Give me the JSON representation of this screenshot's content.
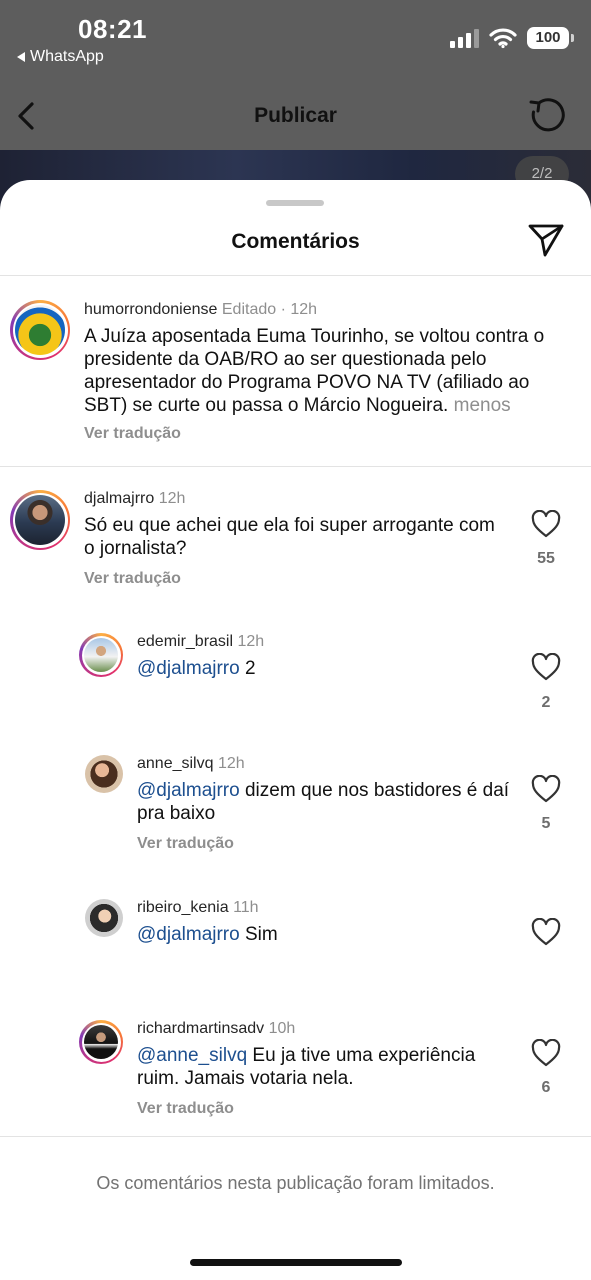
{
  "status_bar": {
    "time": "08:21",
    "back_app": "WhatsApp",
    "battery": "100"
  },
  "nav": {
    "title": "Publicar"
  },
  "post": {
    "page_indicator": "2/2"
  },
  "sheet": {
    "title": "Comentários",
    "footer_note": "Os comentários nesta publicação foram limitados."
  },
  "caption": {
    "username": "humorrondoniense",
    "edited": "Editado",
    "time": "12h",
    "text": "A Juíza aposentada Euma Tourinho, se voltou contra o presidente da OAB/RO ao ser questionada pelo apresentador do Programa POVO NA TV (afiliado ao SBT) se curte ou passa o Márcio Nogueira.",
    "less": "menos",
    "translate": "Ver tradução"
  },
  "comments": [
    {
      "username": "djalmajrro",
      "time": "12h",
      "mention": "",
      "text": "Só eu que achei que ela foi super arrogante com o jornalista?",
      "translate": "Ver tradução",
      "likes": "55"
    },
    {
      "username": "edemir_brasil",
      "time": "12h",
      "mention": "@djalmajrro",
      "text": "2",
      "translate": "",
      "likes": "2"
    },
    {
      "username": "anne_silvq",
      "time": "12h",
      "mention": "@djalmajrro",
      "text": "dizem que nos bastidores é daí pra baixo",
      "translate": "Ver tradução",
      "likes": "5"
    },
    {
      "username": "ribeiro_kenia",
      "time": "11h",
      "mention": "@djalmajrro",
      "text": "Sim",
      "translate": "",
      "likes": ""
    },
    {
      "username": "richardmartinsadv",
      "time": "10h",
      "mention": "@anne_silvq",
      "text": "Eu ja tive uma experiência ruim. Jamais votaria nela.",
      "translate": "Ver tradução",
      "likes": "6"
    }
  ],
  "colors": {
    "mention": "#1d4f8f",
    "meta": "#8e8e8e",
    "sheet_bg": "#ffffff"
  },
  "icons": [
    "chevron-left-icon",
    "refresh-icon",
    "send-icon",
    "heart-icon"
  ]
}
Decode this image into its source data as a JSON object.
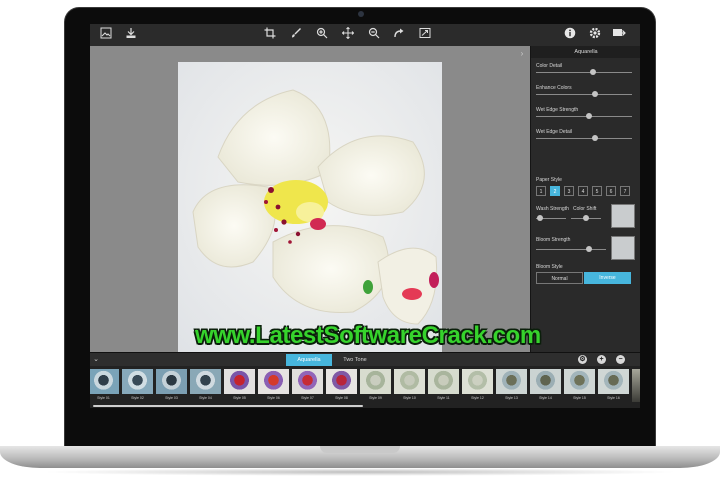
{
  "toolbar": {
    "left_icons": [
      "image-icon",
      "import-icon"
    ],
    "center_icons": [
      "crop-icon",
      "brush-icon",
      "zoom-in-icon",
      "move-icon",
      "zoom-out-icon",
      "redo-icon",
      "fit-icon"
    ],
    "right_icons": [
      "info-icon",
      "settings-icon",
      "share-icon"
    ]
  },
  "panel": {
    "title": "Aquarella",
    "color_detail": "Color Detail",
    "enhance_colors": "Enhance Colors",
    "wet_edge_strength": "Wet Edge Strength",
    "wet_edge_detail": "Wet Edge Detail",
    "paper_style": "Paper Style",
    "paper_style_options": [
      "1",
      "2",
      "3",
      "4",
      "5",
      "6",
      "7"
    ],
    "paper_style_selected": "2",
    "wash_strength": "Wash Strength",
    "color_shift": "Color Shift",
    "bloom_strength": "Bloom Strength",
    "bloom_style": "Bloom Style",
    "bloom_style_options": [
      "Normal",
      "Inverse"
    ],
    "bloom_style_selected": "Inverse",
    "slider_values": {
      "color_detail": 0.6,
      "enhance_colors": 0.62,
      "wet_edge_strength": 0.55,
      "wet_edge_detail": 0.62,
      "wash_strength": 0.03,
      "color_shift": 0.5,
      "bloom_strength": 0.78
    }
  },
  "tabs": {
    "items": [
      "Aquarella",
      "Two Tone"
    ],
    "active": "Aquarella"
  },
  "filmstrip": {
    "styles": [
      "Style 01",
      "Style 02",
      "Style 03",
      "Style 04",
      "Style 05",
      "Style 06",
      "Style 07",
      "Style 08",
      "Style 09",
      "Style 10",
      "Style 11",
      "Style 12",
      "Style 13",
      "Style 14",
      "Style 15",
      "Style 16"
    ]
  },
  "watermark": "www.LatestSoftwareCrack.com",
  "colors": {
    "accent": "#47b6dd",
    "watermark_green": "#36d32c"
  }
}
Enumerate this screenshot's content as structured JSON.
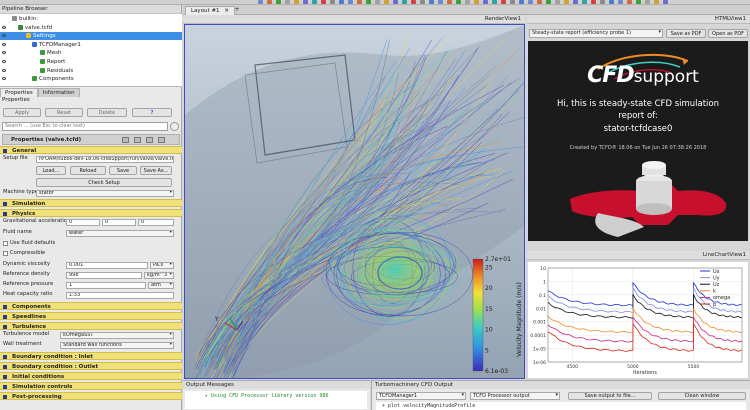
{
  "pipeline": {
    "title": "Pipeline Browser",
    "items": [
      {
        "label": "builtin:",
        "indent": 4,
        "sel": false
      },
      {
        "label": "valve.tcfd",
        "indent": 10,
        "sel": false
      },
      {
        "label": "Settings",
        "indent": 18,
        "sel": true
      },
      {
        "label": "TCFDManager1",
        "indent": 24,
        "sel": false
      },
      {
        "label": "Mesh",
        "indent": 32,
        "sel": false
      },
      {
        "label": "Report",
        "indent": 32,
        "sel": false
      },
      {
        "label": "Residuals",
        "indent": 32,
        "sel": false
      },
      {
        "label": "Components",
        "indent": 24,
        "sel": false
      }
    ]
  },
  "tabs": [
    "Properties",
    "Information"
  ],
  "properties": {
    "title": "Properties",
    "apply": "Apply",
    "reset": "Reset",
    "delete": "Delete",
    "help": "?",
    "search_placeholder": "Search ... (use Esc to clear text)",
    "object_title": "Properties (valve.tcfd)",
    "general": "General",
    "setup_file_label": "Setup file",
    "setup_file_value": "nFOAM/tubos-dev-18.06-cfdsupport/run/valve/valve.tcfd",
    "load": "Load...",
    "reload": "Reload",
    "save": "Save",
    "save_as": "Save As...",
    "check_setup": "Check Setup",
    "machine_type_label": "Machine type",
    "machine_type_value": "stator",
    "simulation": "Simulation",
    "physics": "Physics",
    "grav_label": "Gravitational acceleration",
    "grav_values": [
      "0",
      "0",
      "0"
    ],
    "fluid_label": "Fluid name",
    "fluid_value": "water",
    "use_fluid_defaults": "Use fluid defaults",
    "compressible": "Compressible",
    "dyn_visc_label": "Dynamic viscosity",
    "dyn_visc_value": "0.001",
    "dyn_visc_unit": "Pa.s",
    "ref_density_label": "Reference density",
    "ref_density_value": "998",
    "ref_density_unit": "kg/m^3",
    "ref_pressure_label": "Reference pressure",
    "ref_pressure_value": "1",
    "ref_pressure_unit": "atm",
    "heat_cap_label": "Heat capacity ratio",
    "heat_cap_value": "1.33",
    "components": "Components",
    "speedlines": "Speedlines",
    "turbulence": "Turbulence",
    "turb_model_label": "Turbulence model",
    "turb_model_value": "kOmegaSST",
    "wall_treat_label": "Wall treatment",
    "wall_treat_value": "Standard wall functions",
    "bc_inlet": "Boundary condition : Inlet",
    "bc_outlet": "Boundary condition : Outlet",
    "init_cond": "Initial conditions",
    "sim_controls": "Simulation controls",
    "post_proc": "Post-processing"
  },
  "layout_tab": "Layout #1",
  "render": {
    "title": "RenderView1",
    "colorbar_title": "Velocity Magnitude (m/s)",
    "colorbar_max": "2.7e+01",
    "colorbar_min": "6.1e-03",
    "colorbar_ticks": [
      25,
      20,
      15,
      10,
      5
    ],
    "axis_y": "Y"
  },
  "html_view": {
    "title": "HTMLView1",
    "report_select": "Steady-state report (efficiency probe 1)",
    "save_pdf": "Save as PDF",
    "open_pdf": "Open as PDF",
    "logo_main": "CFD",
    "logo_sub": "support",
    "hi_line1": "Hi, this is steady-state CFD simulation",
    "hi_line2": "report of:",
    "case_name": "stator-tcfdcase0",
    "created": "Created by TCFD® 18.06 on Tue Jun 26 07:38:26 2018",
    "accent": "#c8102e"
  },
  "chart_view": {
    "title": "LineChartView1"
  },
  "chart_data": {
    "type": "line",
    "xlabel": "Iterations",
    "ylabel": "",
    "xlim": [
      4300,
      5900
    ],
    "ylim_log": [
      -6,
      1
    ],
    "x_ticks": [
      4500,
      5000,
      5500
    ],
    "y_tick_labels": [
      "10",
      "1",
      "0.1",
      "0.01",
      "0.001",
      "0.0001",
      "1e-05",
      "1e-06"
    ],
    "log_y": true,
    "legend_position": "top-right",
    "restart_x": [
      4300,
      5000,
      5500,
      5900
    ],
    "series": [
      {
        "name": "Ux",
        "color": "#1f2fd6",
        "start": -0.1,
        "end": -1.8
      },
      {
        "name": "Uy",
        "color": "#7e8ee0",
        "start": -0.5,
        "end": -2.3
      },
      {
        "name": "Uz",
        "color": "#111111",
        "start": -1.0,
        "end": -2.7
      },
      {
        "name": "k",
        "color": "#f08a2a",
        "start": -2.0,
        "end": -3.8
      },
      {
        "name": "omega",
        "color": "#cc2a7a",
        "start": -2.6,
        "end": -4.5
      },
      {
        "name": "p",
        "color": "#d8241a",
        "start": -3.1,
        "end": -5.2
      }
    ]
  },
  "output_messages": {
    "title": "Output Messages",
    "line": "Using CFD Processor library version 986"
  },
  "turbo": {
    "title": "Turbomachinery CFD Output",
    "manager": "TCFDManager1",
    "output": "TCFD Processor output",
    "save_output": "Save output to file...",
    "clean": "Clean window",
    "log_line": "+ plot velocityMagnitudeProfile"
  }
}
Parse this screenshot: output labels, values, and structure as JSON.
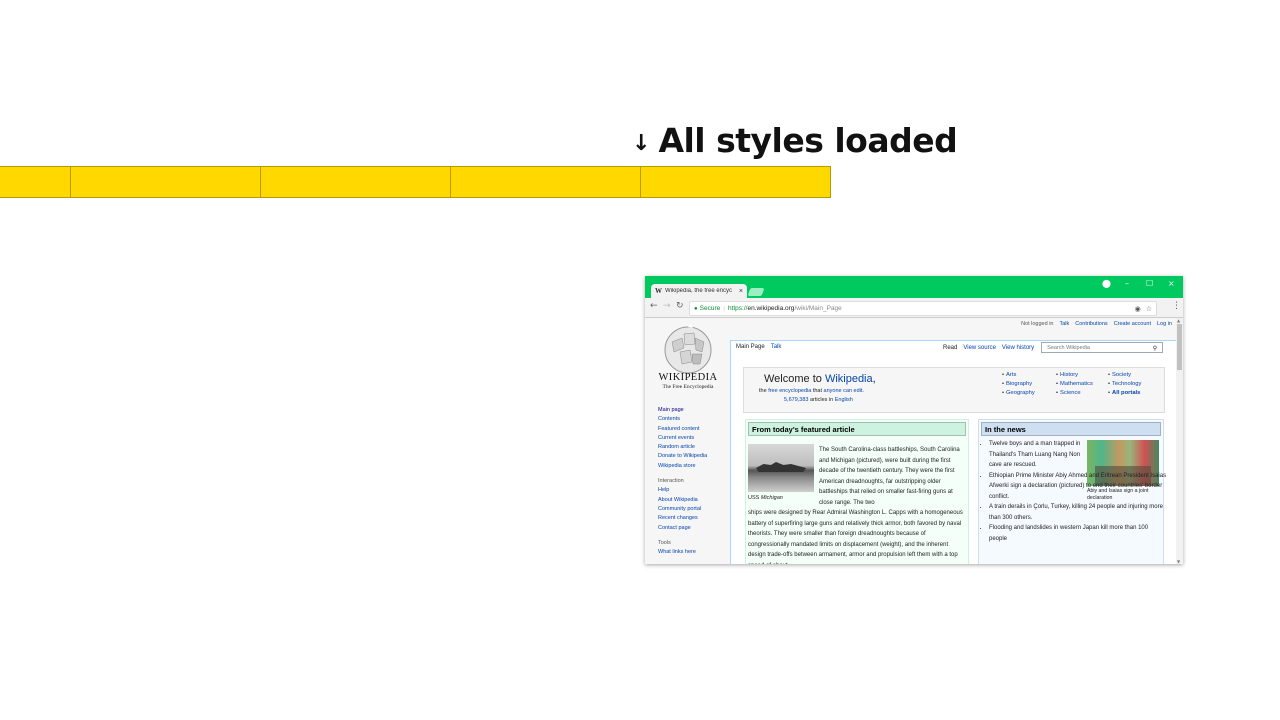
{
  "slide": {
    "arrow": "↓",
    "title": "All styles loaded",
    "timeline_color": "#ffd800"
  },
  "browser": {
    "accent_color": "#00c95f",
    "tab": {
      "favicon": "W",
      "title": "Wikipedia, the free encyc",
      "close": "×"
    },
    "window_controls": {
      "profile": "⬤",
      "minimize": "–",
      "maximize": "☐",
      "close": "×"
    },
    "nav": {
      "back": "←",
      "forward": "→",
      "reload": "↻"
    },
    "address": {
      "lock": "🔒",
      "secure": "Secure",
      "separator": "|",
      "scheme": "https://",
      "host": "en.wikipedia.org",
      "path": "/wiki/Main_Page"
    },
    "icons": [
      "extension-icon",
      "star-icon",
      "menu-icon"
    ]
  },
  "wiki": {
    "user_tools": {
      "not_logged_in": "Not logged in",
      "talk": "Talk",
      "contributions": "Contributions",
      "create_account": "Create account",
      "log_in": "Log in"
    },
    "logo": {
      "wordmark": "Wikipedia",
      "tagline": "The Free Encyclopedia"
    },
    "sidebar": {
      "main": [
        "Main page",
        "Contents",
        "Featured content",
        "Current events",
        "Random article",
        "Donate to Wikipedia",
        "Wikipedia store"
      ],
      "interaction_head": "Interaction",
      "interaction": [
        "Help",
        "About Wikipedia",
        "Community portal",
        "Recent changes",
        "Contact page"
      ],
      "tools_head": "Tools",
      "tools": [
        "What links here"
      ]
    },
    "tabs": {
      "main_page": "Main Page",
      "talk": "Talk",
      "read": "Read",
      "view_source": "View source",
      "view_history": "View history"
    },
    "search": {
      "placeholder": "Search Wikipedia",
      "icon": "🔍"
    },
    "welcome": {
      "prefix": "Welcome to ",
      "name": "Wikipedia",
      "comma": ",",
      "line2_a": "the ",
      "line2_link1": "free encyclopedia",
      "line2_b": " that ",
      "line2_link2": "anyone can edit",
      "line2_c": ".",
      "count": "5,679,383",
      "count_text": " articles in ",
      "language": "English"
    },
    "portals": [
      "Arts",
      "History",
      "Society",
      "Biography",
      "Mathematics",
      "Technology",
      "Geography",
      "Science",
      "All portals"
    ],
    "tfa": {
      "header": "From today's featured article",
      "caption_a": "USS ",
      "caption_b": "Michigan",
      "p1": "The South Carolina-class battleships, South Carolina and Michigan (pictured), were built during the first decade of the twentieth century. They were the first American dreadnoughts, far outstripping older battleships that relied on smaller fast-firing guns at close range. The two",
      "p2": "ships were designed by Rear Admiral Washington L. Capps with a homogeneous battery of superfiring large guns and relatively thick armor, both favored by naval theorists. They were smaller than foreign dreadnoughts because of congressionally mandated limits on displacement (weight), and the inherent design trade-offs between armament, armor and propulsion left them with a top speed of about"
    },
    "itn": {
      "header": "In the news",
      "caption": "Abiy and Isaias sign a joint declaration",
      "items": [
        "Twelve boys and a man trapped in Thailand's Tham Luang Nang Non cave are rescued.",
        "Ethiopian Prime Minister Abiy Ahmed and Eritrean President Isaias Afwerki sign a declaration (pictured) to end their countries' border conflict.",
        "A train derails in Çorlu, Turkey, killing 24 people and injuring more than 300 others.",
        "Flooding and landslides in western Japan kill more than 100 people"
      ]
    }
  }
}
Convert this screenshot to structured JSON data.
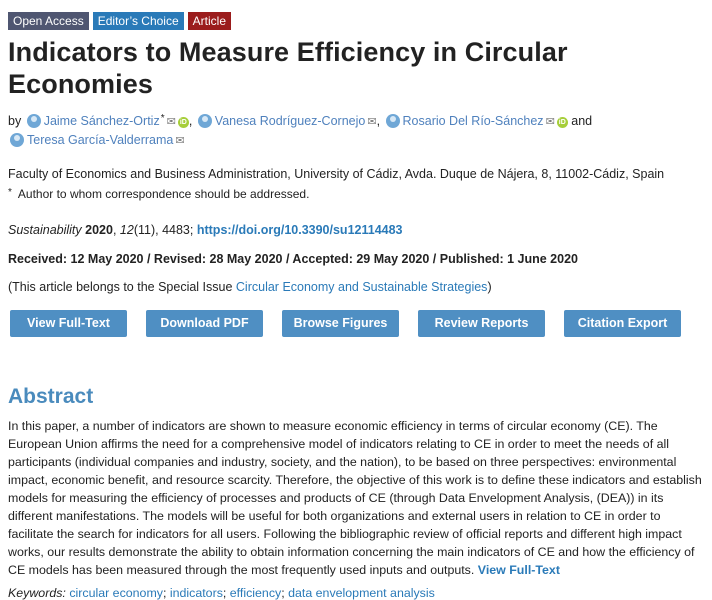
{
  "badges": {
    "open_access": "Open Access",
    "editors_choice": "Editor’s Choice",
    "article": "Article"
  },
  "title": "Indicators to Measure Efficiency in Circular Economies",
  "byline": {
    "by": "by",
    "authors": [
      "Jaime Sánchez-Ortiz",
      "Vanesa Rodríguez-Cornejo",
      "Rosario Del Río-Sánchez",
      "Teresa García-Valderrama"
    ],
    "corresponding_mark": "*",
    "and": "and",
    "orcid_label": "iD"
  },
  "affiliation": "Faculty of Economics and Business Administration, University of Cádiz, Avda. Duque de Nájera, 8, 11002-Cádiz, Spain",
  "correspondence": {
    "mark": "*",
    "text": "Author to whom correspondence should be addressed."
  },
  "citation": {
    "journal": "Sustainability",
    "year": "2020",
    "volume": "12",
    "issue": "(11)",
    "article_no": "4483;",
    "doi": "https://doi.org/10.3390/su12114483"
  },
  "dates": "Received: 12 May 2020 / Revised: 28 May 2020 / Accepted: 29 May 2020 / Published: 1 June 2020",
  "special_issue": {
    "prefix": "(This article belongs to the Special Issue ",
    "link": "Circular Economy and Sustainable Strategies",
    "suffix": ")"
  },
  "buttons": {
    "full_text": "View Full-Text",
    "pdf": "Download PDF",
    "figures": "Browse Figures",
    "reports": "Review Reports",
    "citation": "Citation Export"
  },
  "abstract": {
    "heading": "Abstract",
    "text": "In this paper, a number of indicators are shown to measure economic efficiency in terms of circular economy (CE). The European Union affirms the need for a comprehensive model of indicators relating to CE in order to meet the needs of all participants (individual companies and industry, society, and the nation), to be based on three perspectives: environmental impact, economic benefit, and resource scarcity. Therefore, the objective of this work is to define these indicators and establish models for measuring the efficiency of processes and products of CE (through Data Envelopment Analysis, (DEA)) in its different manifestations. The models will be useful for both organizations and external users in relation to CE in order to facilitate the search for indicators for all users. Following the bibliographic review of official reports and different high impact works, our results demonstrate the ability to obtain information concerning the main indicators of CE and how the efficiency of CE models has been measured through the most frequently used inputs and outputs.",
    "full_text_link": "View Full-Text"
  },
  "keywords": {
    "label": "Keywords:",
    "items": [
      "circular economy",
      "indicators",
      "efficiency",
      "data envelopment analysis"
    ]
  }
}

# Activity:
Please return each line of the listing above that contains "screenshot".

# Your solution:
Give me the JSON representation of this screenshot's content.
Enumerate this screenshot's content as structured JSON.
Parse this screenshot: output labels, values, and structure as JSON.
Convert this screenshot to structured JSON data.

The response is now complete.